Match of the Day presenter Gary Lineker has been rebuked for tweeting about political issues by a senior BBC journalist who told him that the broadcaster “lives or dies by its impartiality”. The Times has more (although Guido first broke the story).
Neil Henderson, a home and foreign news editor, asked the Match of the Day presenter on Twitter why he has the freedom to express his views on a wide range of contentious subjects.
Henderson, who is known for tweeting the front pages of newspapers under the tagline “tomorrow’s papers today”, said that if he did the same as Lineker “I’d be sacked”.
In a series of now-deleted tweets Henderson responded directly to Lineker’s tweet, which criticised Conservative MPs who voted against imposing a legal duty on water companies to reduce sewage discharges.
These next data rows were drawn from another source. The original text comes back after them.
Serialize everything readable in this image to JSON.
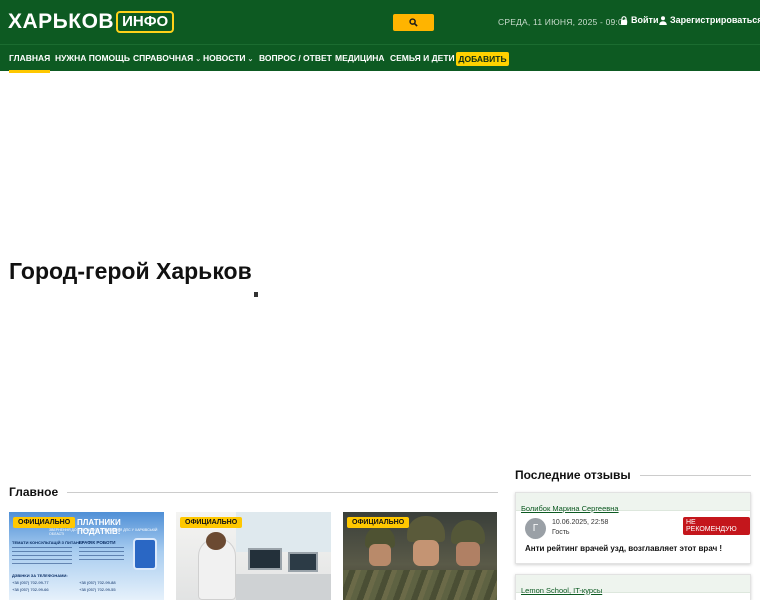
{
  "header": {
    "logo_main": "ХАРЬКОВ",
    "logo_box": "ИНФО",
    "date": "СРЕДА, 11 ИЮНЯ, 2025 - 09:00",
    "login": "Войти",
    "register": "Зарегистрироваться"
  },
  "nav": {
    "items": [
      {
        "label": "ГЛАВНАЯ"
      },
      {
        "label": "НУЖНА ПОМОЩЬ"
      },
      {
        "label": "СПРАВОЧНАЯ",
        "caret": "⌄"
      },
      {
        "label": "НОВОСТИ",
        "caret": "⌄"
      },
      {
        "label": "ВОПРОС / ОТВЕТ"
      },
      {
        "label": "МЕДИЦИНА"
      },
      {
        "label": "СЕМЬЯ И ДЕТИ"
      }
    ],
    "add_label": "ДОБАВИТЬ"
  },
  "hero": {
    "title": "Город-герой Харьков"
  },
  "main_section": {
    "title": "Главное",
    "cards": [
      {
        "badge": "ОФИЦИАЛЬНО",
        "poster_headline": "ПЛАТНИКИ ПОДАТКІВ!",
        "poster_sub": "ЗВЕРНЕННЯ ДО ГОЛОВНОГО УПРАВЛІННЯ ДПС У ХАРКІВСЬКІЙ ОБЛАСТІ",
        "poster_left_1": "ТЕМАТИ КОНСУЛЬТАЦІЙ З ПИТАНЬ:",
        "poster_right_1": "ГРАФІК РОБОТИ",
        "poster_left_2": "ДЗВІНКИ ЗА ТЕЛЕФОНАМИ:",
        "phones": [
          "+38 (057) 702-99-77",
          "+38 (057) 702-99-88",
          "+38 (057) 702-99-66",
          "+38 (057) 702-99-55"
        ]
      },
      {
        "badge": "ОФИЦИАЛЬНО"
      },
      {
        "badge": "ОФИЦИАЛЬНО"
      }
    ]
  },
  "reviews": {
    "title": "Последние отзывы",
    "items": [
      {
        "doctor": "Болибок Марина Сергеевна",
        "avatar_letter": "Г",
        "date": "10.06.2025, 22:58",
        "user": "Гость",
        "flag": "НЕ РЕКОМЕНДУЮ",
        "text": "Анти рейтинг врачей узд, возглавляет этот врач !"
      },
      {
        "doctor": "Lemon School, IT-курсы"
      }
    ]
  },
  "colors": {
    "header_green": "#0d5a22",
    "accent_yellow": "#ffc800",
    "alert_red": "#c4161c"
  }
}
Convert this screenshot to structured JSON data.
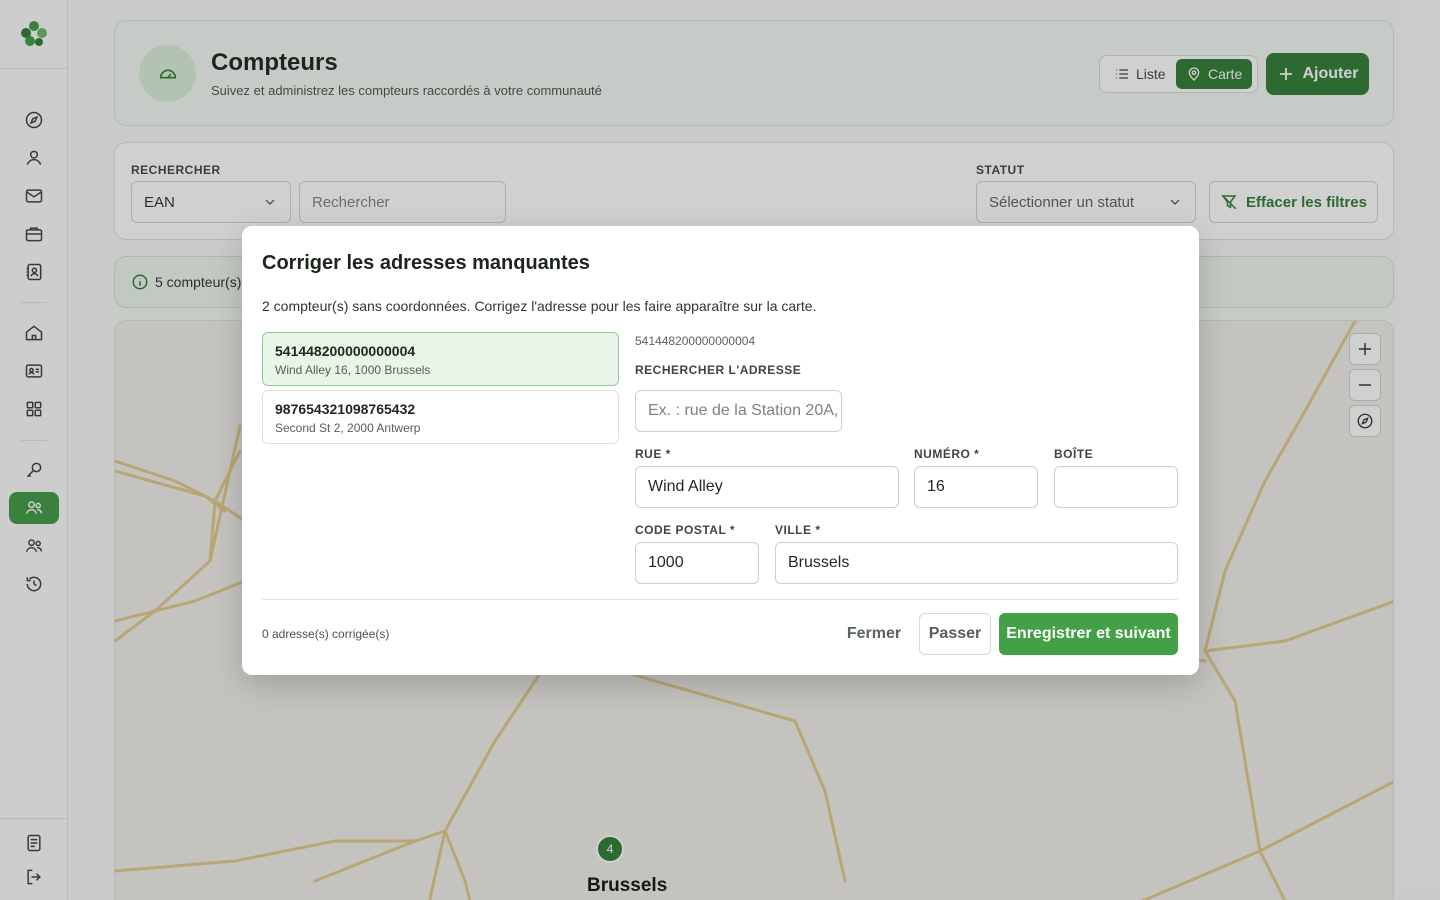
{
  "sidebar": {
    "logo_icon": "clover-logo-icon",
    "items": [
      {
        "icon": "compass-icon"
      },
      {
        "icon": "user-icon"
      },
      {
        "icon": "mail-icon"
      },
      {
        "icon": "briefcase-icon"
      },
      {
        "icon": "contact-book-icon"
      },
      {
        "icon": "home-icon"
      },
      {
        "icon": "id-card-icon"
      },
      {
        "icon": "grid-icon"
      },
      {
        "icon": "key-search-icon"
      },
      {
        "icon": "meters-icon",
        "active": true
      },
      {
        "icon": "users-icon"
      },
      {
        "icon": "history-icon"
      }
    ],
    "bottom_items": [
      {
        "icon": "document-icon"
      },
      {
        "icon": "logout-icon"
      }
    ]
  },
  "header": {
    "title": "Compteurs",
    "subtitle": "Suivez et administrez les compteurs raccordés à votre communauté",
    "view_list_label": "Liste",
    "view_map_label": "Carte",
    "add_label": "Ajouter"
  },
  "filters": {
    "search_label": "RECHERCHER",
    "search_field_value": "EAN",
    "search_placeholder": "Rechercher",
    "status_label": "STATUT",
    "status_placeholder": "Sélectionner un statut",
    "clear_label": "Effacer les filtres"
  },
  "info_bar": {
    "text": "5 compteur(s)"
  },
  "map": {
    "cluster_count": "4",
    "city_label": "Brussels",
    "road_color": "#e2c98a"
  },
  "modal": {
    "title": "Corriger les adresses manquantes",
    "description": "2 compteur(s) sans coordonnées. Corrigez l'adresse pour les faire apparaître sur la carte.",
    "meters": [
      {
        "ean": "541448200000000004",
        "address": "Wind Alley 16, 1000 Brussels"
      },
      {
        "ean": "987654321098765432",
        "address": "Second St 2, 2000 Antwerp"
      }
    ],
    "selected_ean": "541448200000000004",
    "address_search_label": "RECHERCHER L'ADRESSE",
    "address_search_placeholder": "Ex. : rue de la Station 20A,",
    "street_label": "RUE *",
    "street_value": "Wind Alley",
    "number_label": "NUMÉRO *",
    "number_value": "16",
    "box_label": "BOÎTE",
    "box_value": "",
    "postal_label": "CODE POSTAL *",
    "postal_value": "1000",
    "city_label": "VILLE *",
    "city_value": "Brussels",
    "fixed_count": "0 adresse(s) corrigée(s)",
    "close_label": "Fermer",
    "skip_label": "Passer",
    "save_label": "Enregistrer et suivant"
  },
  "colors": {
    "brand_green": "#2f7d34",
    "save_green": "#43a047"
  }
}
“Do you have the freedom to tweet about this sort of thing because you have a different contract to mine? Because if so I’d be sacked,” Henderson wrote. “Does our duty of impartiality apply across the BBC?”
Henderson added: “The BBC lives or dies by its impartiality. If you can’t abide by it, get off it.”
In response, Lineker, 61, who was last year’s highest-paid BBC presenter earning £1.35 million, said he was able to air his views because he does not work in news and current affairs. He also said he was freelance so was subject to different rules.
The BBC editorial guidelines for all staff notes that the “external activities and public comments, for example on social media, of staff, presenters and others who contribute to our output can also affect perceptions of BBC impartiality”.
Specifically, in the section on social media it says those outside news are not bound by all the same restrictions but says individuals “must still avoid bringing the BBC into disrepute”.